Joel and Robin Turgesen
“We work with couples as a team by providing individual support to each partner and then bringing them together for couples support. After some time of individual sessions, all four of us will come together for joint sessions. We think of a relationship as a bridge, with the two individuals being the two foundations that each come up out of their own individual life with all of their strengths, weaknesses and influences of how things are done in their world. Then, meeting each other in the middle, the couple can form a structure strong enough to connect and accomplish things together.”
Information for Survivors of Sexual Violence
About Joel and Robin Turgesen
We specialize in trauma resolution, recovery from addictions and offer conflict resolution couples work in our private practice. Joel has been a psychotherapist (MA, LPC) since 1974 and Robin has been a Behavioral Health clinician (RN, BC) also since 1974.
Over these years of working with people, while the presenting problems may vary from depression, anxiety, addictions, or relationship dysfunction, we have come to see that the underlying problem is nearly always earlier unresolved trauma. Quite frequently, in the case of female clients, this means sexual abuse. That said, quite often, although not as prevalently, our male clients also report a history of sexual abuse. Joel specializes in working with men, both partners of survivors and survivors themselves.
Our Interest in Working with Survivors
Given the very high statistics of sexual violence, this is indeed a situation that affects us all. Unresolved trauma blocks a person’s capacity to enjoy life, to engage in healthy relationships, to break free of addictions and to contribute to the evolution of a more sane civilization. We teach our clients the tools that will help heal their past and free them up for an increasingly creative future.
We work with couples as a team by providing individual support to each partner and then bringing them together for couples support. After some time of individual sessions, all four of us will come together for joint sessions. We think of a relationship as a bridge, with the two individuals being the two foundations that each come up out of their own individual life with all of their strengths, weaknesses and influences of how things are done in their world. Then, meeting each other in the middle, the couple can form a structure strong enough to connect and accomplish things together.
When things break down in the middle, great stress is put on the foundation. The core strengths of the two individuals are put to the test and weaknesses are exposed that can reveal where things need to be shored up. The core negative fear-based beliefs are often the products of trauma. These deep wounds need to be addressed and healed and then the individuals can deal with and transform the problems in the relationship together. Ultimately, the inability to connect at the middle can then be resolved through the practice of the relationship.
We have found that EMDR and CBT are effective therapeutic tools for accomplishing this healing work. We encourage people to access other support, to practice yoga, meditate, exercise, work with a 12 step program, read inspirational books, monitor their nutritional needs, and other ways of practicing self care, so that they are engaged daily in their transformational work in a well rounded variety of ways that address their physical, emotional, mental and spiritual wellness.

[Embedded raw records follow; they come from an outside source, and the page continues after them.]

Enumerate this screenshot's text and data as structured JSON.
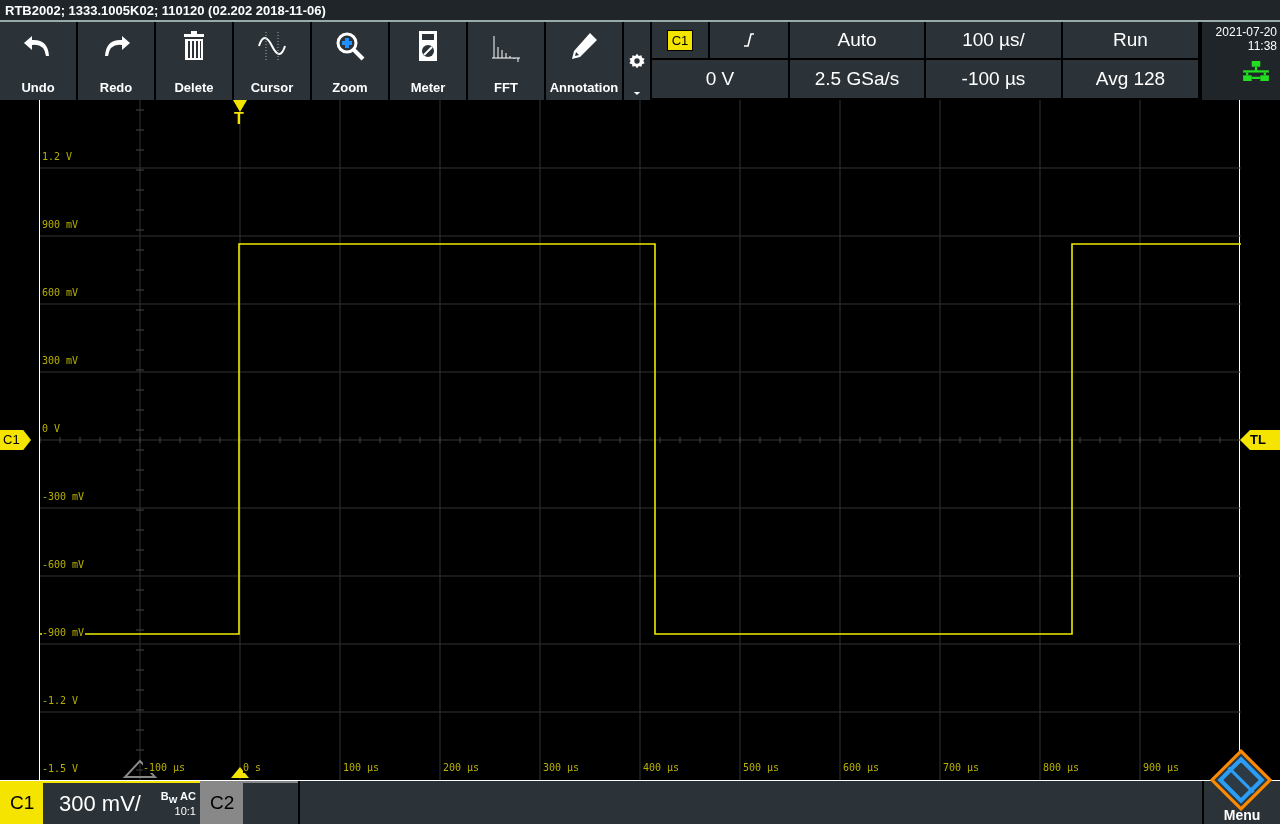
{
  "title_bar": {
    "title": "RTB2002; 1333.1005K02; 110120 (02.202 2018-11-06)"
  },
  "toolbar": {
    "buttons": [
      {
        "label": "Undo",
        "kind": "undo"
      },
      {
        "label": "Redo",
        "kind": "redo"
      },
      {
        "label": "Delete",
        "kind": "delete"
      },
      {
        "label": "Cursor",
        "kind": "cursor"
      },
      {
        "label": "Zoom",
        "kind": "zoom"
      },
      {
        "label": "Meter",
        "kind": "meter"
      },
      {
        "label": "FFT",
        "kind": "fft"
      },
      {
        "label": "Annotation",
        "kind": "annotation"
      }
    ]
  },
  "status": {
    "trigger_source": "C1",
    "trigger_mode": "Auto",
    "timebase": "100 µs/",
    "run_state": "Run",
    "trigger_level": "0 V",
    "sample_rate": "2.5 GSa/s",
    "position": "-100 µs",
    "acquisition": "Avg 128",
    "date": "2021-07-20",
    "time": "11:38"
  },
  "plot": {
    "trigger_marker": "T",
    "channel_marker": "C1",
    "trigger_level_marker": "TL",
    "y_labels": [
      "1.2 V",
      "900 mV",
      "600 mV",
      "300 mV",
      "0 V",
      "-300 mV",
      "-600 mV",
      "-900 mV",
      "-1.2 V",
      "-1.5 V"
    ],
    "x_labels": [
      "-100 µs",
      "0 s",
      "100 µs",
      "200 µs",
      "300 µs",
      "400 µs",
      "500 µs",
      "600 µs",
      "700 µs",
      "800 µs",
      "900 µs"
    ]
  },
  "channels": [
    {
      "name": "C1",
      "on": true,
      "scale": "300 mV/",
      "coupling": "B$_{W}$ AC",
      "probe": "10:1"
    },
    {
      "name": "C2",
      "on": false
    }
  ],
  "menu": {
    "label": "Menu"
  }
}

Before coming in for counseling, most couples have struggled for many frustrating and confusing years with the blocks to intimacy that sexual abuse has caused. Most often, the partner who has been abused feels triggered by sexual advances, which the other partner may take personally as rejection. Feeling rejected, this partner’s frustration tragically, quite often results in more woundedness – as does the survivor’s defensive reaction back against them.
A very large part of Joel’s work with men, or the partner who has not experienced abuse, is educating them about the realities of their survivor partner’s healing process and helping them process their frustration with the complexities that arise into patience, understanding and compassion.
How Counseling Can Holistically Address the Impacts of Sexual Violence
Survival mechanisms such as dissociation can be turned into assets. They originate as a means of self-protection. That experience of protection and safety can be leveraged and developed to create a safe place of reprieve and restoration. In fact, whatever one’s reaction to trauma – addiction, fixation, or attachment disorders, these can be seen as symbolic of the real experience one is seeking. It is more important to focus on what the client is seeking (protection, safety, peace of mind, etc.) than the means they’ve been using (alcohol, sex, food, lovers, dissociation) which at first gave them a semblance of the desired state but now have become too dysfunctional or even destructive.
Ultimately, it is most important to focus on the fact that the individuals or couple are seeking, that they have a desire to feel better. So, we move from what we have been looking to into the feeling state they are looking for – and then to the very experience of desire itself, for that is where the answer lies. Contemplation is the empowering action.